Tutorial on using advanced type system in Julia?

Success! Ignore the redundant pmap function - just a testcase. The point is that the hack results in the correct inferral. Seems like there should be a more built-in way to do this.

pmap2(fn, itr) = pmap2(fn, itr, eltype(typeof(map(fn, []))))

function pmap2(fn, itr, ::Type{T}) where T
    results = Vector{T}(undef, length(itr))
...
    return results
end

julia> @code_warntype pmap2(x::Int->x/2,[1,2])
Variables
  #self#::Core.Compiler.Const(pmap2, false)
  fn::Core.Compiler.Const(var"#350#351"(), false)
  itr::Array{Int64,1}
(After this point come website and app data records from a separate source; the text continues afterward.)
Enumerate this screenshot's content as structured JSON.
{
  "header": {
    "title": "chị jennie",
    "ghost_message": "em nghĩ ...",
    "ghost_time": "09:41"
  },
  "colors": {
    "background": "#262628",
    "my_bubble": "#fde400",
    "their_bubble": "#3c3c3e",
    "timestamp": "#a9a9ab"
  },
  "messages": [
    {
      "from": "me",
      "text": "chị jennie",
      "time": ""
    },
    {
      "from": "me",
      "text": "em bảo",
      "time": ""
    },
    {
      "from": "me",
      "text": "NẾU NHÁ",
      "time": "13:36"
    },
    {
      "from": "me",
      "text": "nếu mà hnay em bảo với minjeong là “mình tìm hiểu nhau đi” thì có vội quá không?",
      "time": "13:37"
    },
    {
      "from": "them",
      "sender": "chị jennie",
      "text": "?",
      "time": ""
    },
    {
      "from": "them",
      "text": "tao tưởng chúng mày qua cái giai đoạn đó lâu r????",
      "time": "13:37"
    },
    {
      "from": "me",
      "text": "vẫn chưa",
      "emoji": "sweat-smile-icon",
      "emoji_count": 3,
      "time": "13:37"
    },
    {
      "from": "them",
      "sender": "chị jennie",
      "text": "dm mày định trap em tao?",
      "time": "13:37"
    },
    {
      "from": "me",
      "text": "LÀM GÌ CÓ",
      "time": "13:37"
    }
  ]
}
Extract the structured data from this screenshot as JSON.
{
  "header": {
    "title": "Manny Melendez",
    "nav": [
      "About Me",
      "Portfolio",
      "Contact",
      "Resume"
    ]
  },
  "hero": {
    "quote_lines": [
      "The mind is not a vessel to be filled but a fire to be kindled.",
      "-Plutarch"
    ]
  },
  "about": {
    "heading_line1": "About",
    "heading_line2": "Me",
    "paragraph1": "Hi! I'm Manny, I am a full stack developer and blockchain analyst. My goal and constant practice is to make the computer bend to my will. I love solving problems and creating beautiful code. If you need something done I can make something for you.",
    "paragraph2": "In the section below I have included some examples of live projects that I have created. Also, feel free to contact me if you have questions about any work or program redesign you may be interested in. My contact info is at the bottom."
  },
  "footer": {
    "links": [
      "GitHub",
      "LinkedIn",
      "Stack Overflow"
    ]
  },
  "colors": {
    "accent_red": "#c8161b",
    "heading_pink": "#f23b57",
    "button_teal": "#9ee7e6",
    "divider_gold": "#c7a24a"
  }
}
Body::Array{Float64,1}
1 ─ %1 = Base.vect()::Array{Any,1}
│   %2 = Main.map(fn, %1)::Array{Float64,1}
│   %3 = Main.typeof(%2)::Core.Compiler.Const(Array{Float64,1}, false)
│   %4 = Main.eltype(%3)::Core.Compiler.Const(Float64, false)
│   %5 = Main.pmap2(fn, itr, %4)::Array{Float64,1}
└──      return %5

The built-in way to do it is: Core.Compiler.return_type(fn, Tuple{Any}) (and this is likely what gets called in the end) but I think eltype(map(fn, [])) is a nice way of writing it.

(The typeof is not necessary.)

1 Like

:+1: Perfect - thanks!

A minor remark: You don’t have to specify the argument type in the definition of fn. Instead you can specify the element type of the empty array:

fn = x->x/2
itr = 1:3
eltype(map(fn, eltype(itr)[])) # Float64
itr2 = big.(1:3)
eltype(map(fn, eltype(itr2)[])) # BigFloat
3 Likes

Since first is type-stable, wouldn’t it be simpler to use something like this?

typeof(fn(first(itr)))

Also, I’m not sure that the two-stage process is needed. For example:

function pmap3(fn, itr)
    T = typeof(fn(first(itr)))
    results = Vector{T}(undef, length(itr))

    i = 1
    for x in itr
        @inbounds results[i] = fn(x)
        i+=1
    end
    return results
end

yields

julia> using Test

# "simple" case of an Array
julia> @inferred pmap3(x->x/2, [1, 2])
2-element Array{Float64,1}:
 0.5
 1.0

# More complex case with a generator
julia> @inferred pmap3(x->x/2, (1//i for i in 1:2))
2-element Array{Rational{Int64},1}:
 1//2
 1//4

However, this does not seem to work when type instabilities are involved:

julia> @inferred pmap3(x->x%2==0 ? 0 : 0.1, [1, 2])
ERROR: return type Array{Float64,1} does not match inferred return type Array{_A,1} where _A
Stacktrace:
 [1] error(::String) at ./error.jl:33
 [2] top-level scope at REPL[5]:1
2 Likes

No, it will not (yet) infer a general result type that is a Union.
However, typeof will abstract:

julia> typeof( map(x->x%2==0 ? 0 : 0.1, [1, 2]) )
Array{Real,1}

julia> typeof( map(x->x%2==0 ? 0.0f0 : 0.1, [1, 2]) )
Array{AbstractFloat,1}

You are correct. I noticed the same thing a little after the above posting and folded it in.

This is cute! I’ll go with this.

Actually, I think it still does (or is at least the same). The error you are seeing is the @inferred macro (properly) complaining about type stability. I get the same result with the longer map version.

Two quick things:

  • Because of some quirky compiler trade-offs, pmap2(fn, itr) = pmap2(fn, itr, eltype(typeof(map(fn, [])))) will keep fn “generic”, and will not specialize on it. Use pmap2(fn::F, iter) where F = ... Function and DataTypes are the only objects treated this way.
  • Instead of calling return_type, consider whether your problem can’t be solved with type widening via https://github.com/tkf/BangBang.jl
1 Like

Is there a tutorial on advanced use of types in Julia? The manual isn’t enough for me to read advanced abstract type usage in actual packages.

I think Quantitative Economics with Julia might be helpful who would like to study Julia, especially type system.